They are all too cosy.

Let us be clear on that. I get a sense from some of Fianna Fáil Deputies that they believe this is an attack on the LDA. I spoke at the outset about the importance of making sure this situation does not happen again. At the presentation of both of the reports we are discussing today, some speakers, in particular the Ombudsman for Children, talked about this happening again when the next crash occurs. It cannot happen again. That is why we must put in place long-term plans. I will not go back over my entire speech, but I made the point that we have made long-term plans to prevent housing difficulties such as we are experiencing now and to prevent the situation from ever happening again. The LDA is part of the long-term solution. It is not mentioned in Rebuilding Ireland as part of the short-term solution in the first couple of years. It is charged with managing the State land to deliver more than 150,000 houses over the next 20 years.

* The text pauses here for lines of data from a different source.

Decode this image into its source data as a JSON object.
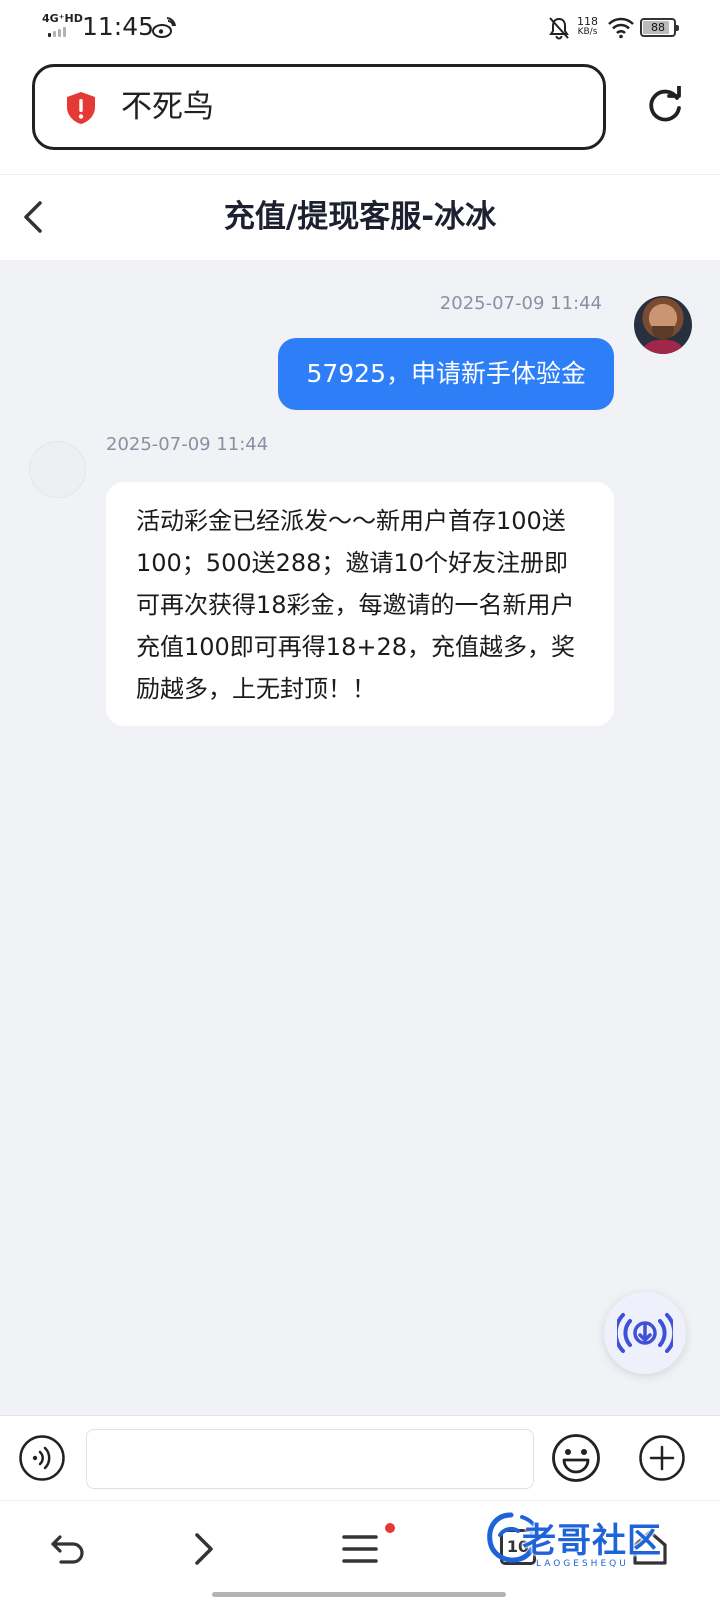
{
  "status_bar": {
    "network": "4G⁺HD",
    "time": "11:45",
    "net_speed_value": "118",
    "net_speed_unit": "KB/s",
    "battery_level": "88"
  },
  "browser": {
    "url_text": "不死鸟"
  },
  "chat": {
    "title": "充值/提现客服-冰冰"
  },
  "messages": [
    {
      "sender": "me",
      "timestamp": "2025-07-09 11:44",
      "text": "57925，申请新手体验金"
    },
    {
      "sender": "agent",
      "timestamp": "2025-07-09 11:44",
      "text": "活动彩金已经派发～～新用户首存100送100；500送288；邀请10个好友注册即可再次获得18彩金，每邀请的一名新用户充值100即可再得18+28，充值越多，奖励越多，上无封顶！！"
    }
  ],
  "input": {
    "placeholder": "",
    "value": ""
  },
  "nav": {
    "tab_count": "10"
  },
  "watermark": {
    "text": "老哥社区",
    "subtext": "LAOGESHEQU"
  },
  "colors": {
    "accent": "#2e7ff7",
    "background": "#f1f2f5",
    "shield": "#e53935",
    "watermark": "#1f63d9"
  }
}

Other speakers, including a Fianna Fáil Deputy, referred to mindset. They said it is the mindset of the Government not to provide social housing. I did not make political points in my opening statement, but I remind people of why we are here. When 90,000 houses were built in this country in 2007, only 4,000 of them were social houses. That is approximately 4% of activity. We have not built enough social housing in the past and that is the reason we have difficulties today. Thankfully, this year, more than 30% of the delivery of more than 20,000 houses will be social housing. That is how we must address this in the future in order to prevent it from happening again. Members should not tell me about mindset: this is not about mindset. It was in the past, but that is no longer the case. It is about how quickly we can deliver houses. In fairness, Deputy Funchion touched on this. The solution is housing. The Deputy referred to what the committee asked for in 2016. Number one of the committee's many recommendations was the delivery of 10,000 social houses a year. That will happen this year. Next year we will build 11,000 houses, but it must happen every year, not just when Fine Gael or Labour are in government but no matter who is in government. All parties must commit to that and hang on to it. I have not heard those commitments from everybody else. Very few solutions were outlined today. The two reports contain recommendations and we will implement most of them. It is not correct of Deputy Broughan to say that we will not. We will look at the recommendations and if they are worthwhile, we will implement them.

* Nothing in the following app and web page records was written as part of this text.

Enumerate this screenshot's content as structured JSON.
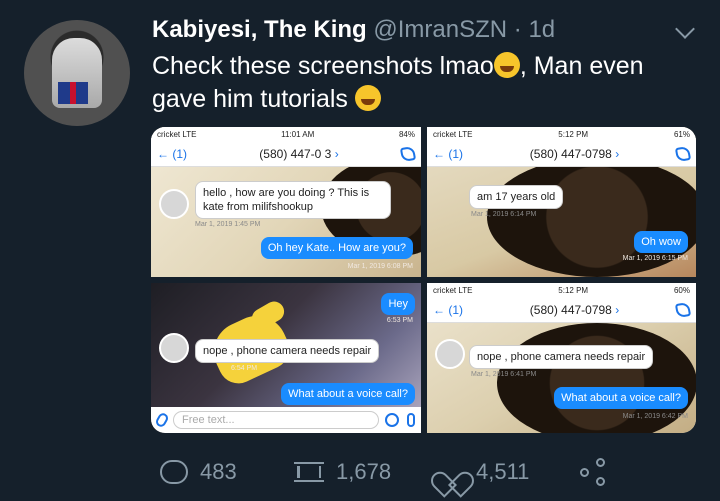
{
  "tweet": {
    "display_name": "Kabiyesi, The King",
    "handle": "@ImranSZN",
    "time": "· 1d",
    "text_line1": "Check these screenshots lmao",
    "text_line2_after": ", Man even",
    "text_line3": "gave him tutorials"
  },
  "screenshots": {
    "top_left": {
      "carrier": "cricket  LTE",
      "time": "11:01 AM",
      "battery": "84%",
      "back": "(1)",
      "number": "(580) 447-0  3",
      "incoming": "hello , how are you doing ? This is kate from milifshookup",
      "incoming_meta": "Mar 1, 2019 1:45 PM",
      "outgoing": "Oh hey Kate.. How are you?",
      "outgoing_meta": "Mar 1, 2019 6:08 PM"
    },
    "top_right": {
      "carrier": "cricket  LTE",
      "time": "5:12 PM",
      "battery": "61%",
      "back": "(1)",
      "number": "(580) 447-0798",
      "incoming": "am 17 years old",
      "incoming_meta": "Mar 1, 2019 6:14 PM",
      "outgoing": "Oh wow",
      "outgoing_meta": "Mar 1, 2019 6:15 PM"
    },
    "bottom_left": {
      "outgoing_top": "Hey",
      "outgoing_top_meta": "6:53 PM",
      "incoming": "nope , phone camera needs repair",
      "incoming_meta": "6:54 PM",
      "outgoing": "What about a voice call?",
      "input_placeholder": "Free text..."
    },
    "bottom_right": {
      "carrier": "cricket  LTE",
      "time": "5:12 PM",
      "battery": "60%",
      "back": "(1)",
      "number": "(580) 447-0798",
      "incoming": "nope , phone camera needs repair",
      "incoming_meta": "Mar 1, 2019 6:41 PM",
      "outgoing": "What about a voice call?",
      "outgoing_meta": "Mar 1, 2019 6:42 PM"
    }
  },
  "actions": {
    "replies": "483",
    "retweets": "1,678",
    "likes": "4,511"
  }
}
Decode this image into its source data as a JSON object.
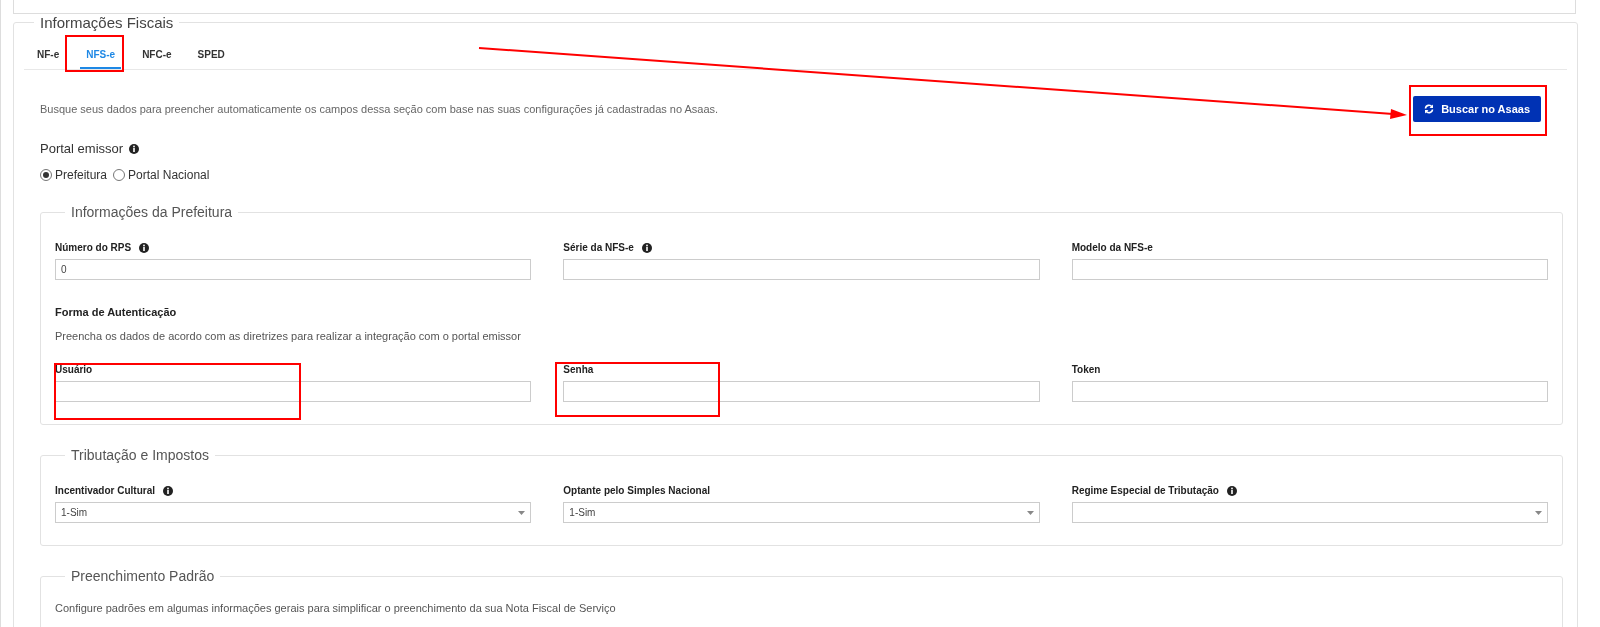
{
  "section": {
    "legend": "Informações Fiscais",
    "tabs": [
      {
        "label": "NF-e",
        "selected": false
      },
      {
        "label": "NFS-e",
        "selected": true
      },
      {
        "label": "NFC-e",
        "selected": false
      },
      {
        "label": "SPED",
        "selected": false
      }
    ],
    "hint": "Busque seus dados para preencher automaticamente os campos dessa seção com base nas suas configurações já cadastradas no Asaas.",
    "fetch_button": "Buscar no Asaas",
    "portal": {
      "label": "Portal emissor",
      "info": true,
      "options": [
        {
          "label": "Prefeitura",
          "selected": true
        },
        {
          "label": "Portal Nacional",
          "selected": false
        }
      ]
    },
    "groups": [
      {
        "legend": "Informações da Prefeitura",
        "items": [
          {
            "kind": "fields",
            "fields": [
              {
                "label": "Número do RPS",
                "info": true,
                "kind": "input",
                "value": "0"
              },
              {
                "label": "Série da NFS-e",
                "info": true,
                "kind": "input"
              },
              {
                "label": "Modelo da NFS-e",
                "info": false,
                "kind": "input"
              }
            ]
          },
          {
            "kind": "heading",
            "text": "Forma de Autenticação"
          },
          {
            "kind": "text",
            "text": "Preencha os dados de acordo com as diretrizes para realizar a integração com o portal emissor"
          },
          {
            "kind": "fields",
            "fields": [
              {
                "label": "Usuário",
                "info": false,
                "kind": "input"
              },
              {
                "label": "Senha",
                "info": false,
                "kind": "input"
              },
              {
                "label": "Token",
                "info": false,
                "kind": "input"
              }
            ]
          }
        ]
      },
      {
        "legend": "Tributação e Impostos",
        "items": [
          {
            "kind": "fields",
            "fields": [
              {
                "label": "Incentivador Cultural",
                "info": true,
                "kind": "select",
                "value": "1-Sim"
              },
              {
                "label": "Optante pelo Simples Nacional",
                "info": false,
                "kind": "select",
                "value": "1-Sim"
              },
              {
                "label": "Regime Especial de Tributação",
                "info": true,
                "kind": "select"
              }
            ]
          }
        ]
      },
      {
        "legend": "Preenchimento Padrão",
        "items": [
          {
            "kind": "text",
            "text": "Configure padrões em algumas informações gerais para simplificar o preenchimento da sua Nota Fiscal de Serviço"
          }
        ]
      }
    ]
  }
}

Deputy Jan O'Sullivan asked a specific question about whether we would buy large houses for families who are caught in emergency accommodation. We are doing that. There are large families, in some cases Traveller families, who find it very hard to find a solution through the rental market. We do step in and we will use money to buy housing for them. Local authorities have been asked to do that. There are many other solutions. People asked about the hubs and the training of staff. I wish to be clear: all staff in family hubs are vetted and linked in with the various agencies as well. We provide services through the Departments involved as well. I could go back through it all here, but I will send messages on that as well. To be clear: there is no reason for someone to be in emergency accommodation long term. Thankfully, the majority of people now are in emergency accommodation for fewer than six months. I remind Members that of every two families that present, we find at home for at least one of them immediately. In the past, we could not, but now we are. It is still not enough and I do not say it is but it is going in the right direction.

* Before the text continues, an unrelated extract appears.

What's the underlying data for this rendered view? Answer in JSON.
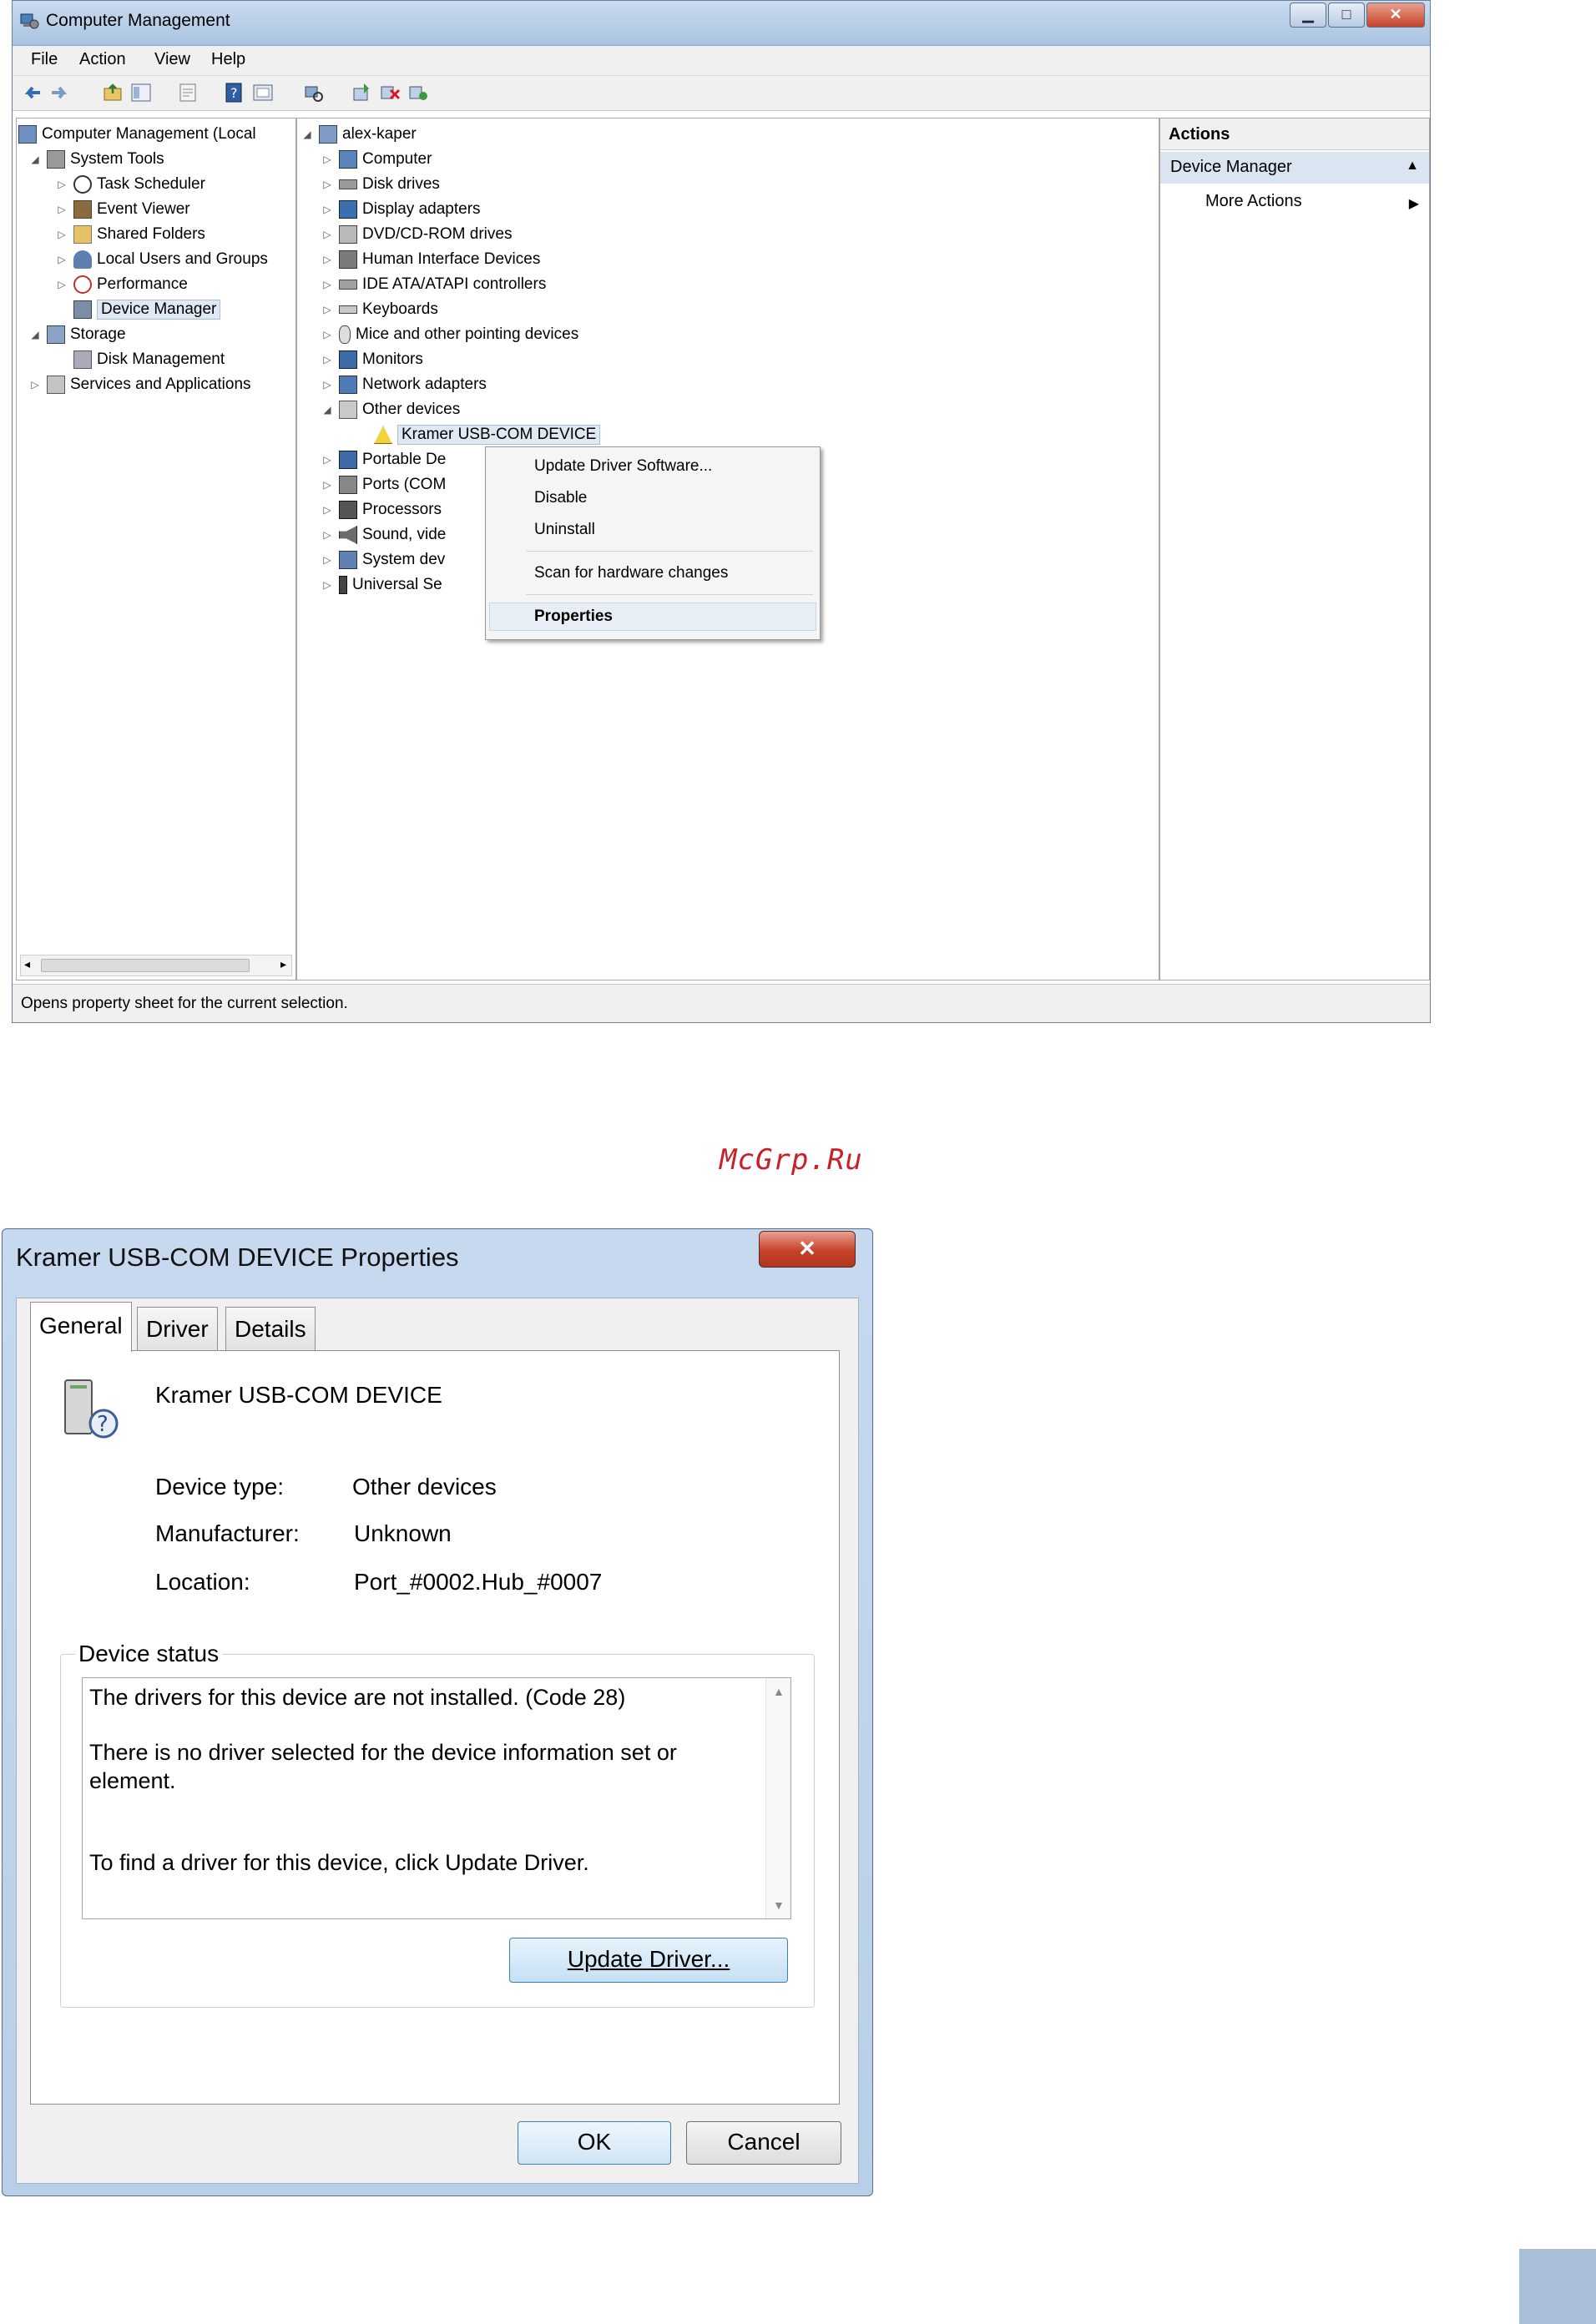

While we are building and replenishing the housing stock we must work with the private sector. There is no choice but to use the HAP scheme because, without it, 40,000 families would not have a home tonight. However, people on the front line who claim they are operating with the best interests of families do not recommend HAP as a solution. It is a solution in the short term and it is better than a family hub or hotel on the journey to a permanent house. I cannot be any clearer in my message on that as well.